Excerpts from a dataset
..........

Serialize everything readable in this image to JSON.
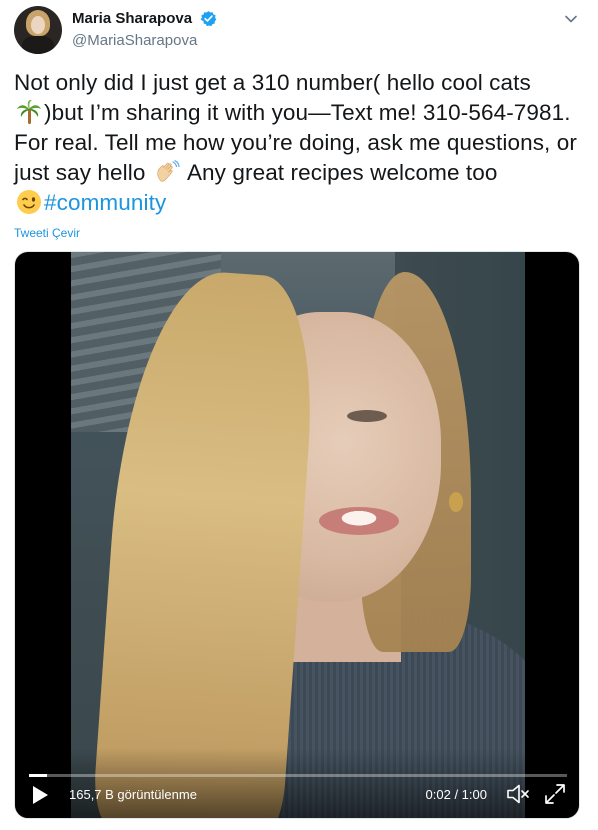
{
  "author": {
    "display_name": "Maria Sharapova",
    "handle": "@MariaSharapova",
    "verified": true,
    "avatar_icon": "profile-photo"
  },
  "menu_icon": "chevron-down-icon",
  "tweet": {
    "lines": [
      "Not only did I just get a 310 number( hello cool cats",
      ")but I’m sharing it with you—Text me! 310-564-7981.",
      "For real. Tell me how you’re doing, ask me questions, or",
      "just say hello",
      "Any great recipes welcome too"
    ],
    "emojis": [
      "palm-tree",
      "waving-hand",
      "winking-face"
    ],
    "hashtag": "#community",
    "hashtag_color": "#1b95e0"
  },
  "translate_link": "Tweeti Çevir",
  "video": {
    "views": "165,7 B görüntülenme",
    "time": "0:02 / 1:00",
    "progress": 0.033,
    "icons": [
      "play-icon",
      "mute-icon",
      "fullscreen-icon"
    ]
  },
  "colors": {
    "text": "#14171a",
    "muted": "#657786",
    "link": "#1b95e0",
    "verified": "#1da1f2"
  }
}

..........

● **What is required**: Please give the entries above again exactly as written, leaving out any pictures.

● **Expected answer**:
Serialize everything readable in this image to JSON.
{
  "author": {
    "display_name": "Maria Sharapova",
    "handle": "@MariaSharapova",
    "verified": true,
    "avatar_icon": "profile-photo"
  },
  "menu_icon": "chevron-down-icon",
  "tweet": {
    "lines": [
      "Not only did I just get a 310 number( hello cool cats",
      ")but I’m sharing it with you—Text me! 310-564-7981.",
      "For real. Tell me how you’re doing, ask me questions, or",
      "just say hello",
      "Any great recipes welcome too"
    ],
    "emojis": [
      "palm-tree",
      "waving-hand",
      "winking-face"
    ],
    "hashtag": "#community",
    "hashtag_color": "#1b95e0"
  },
  "translate_link": "Tweeti Çevir",
  "video": {
    "views": "165,7 B görüntülenme",
    "time": "0:02 / 1:00",
    "progress": 0.033,
    "icons": [
      "play-icon",
      "mute-icon",
      "fullscreen-icon"
    ]
  },
  "colors": {
    "text": "#14171a",
    "muted": "#657786",
    "link": "#1b95e0",
    "verified": "#1da1f2"
  }
}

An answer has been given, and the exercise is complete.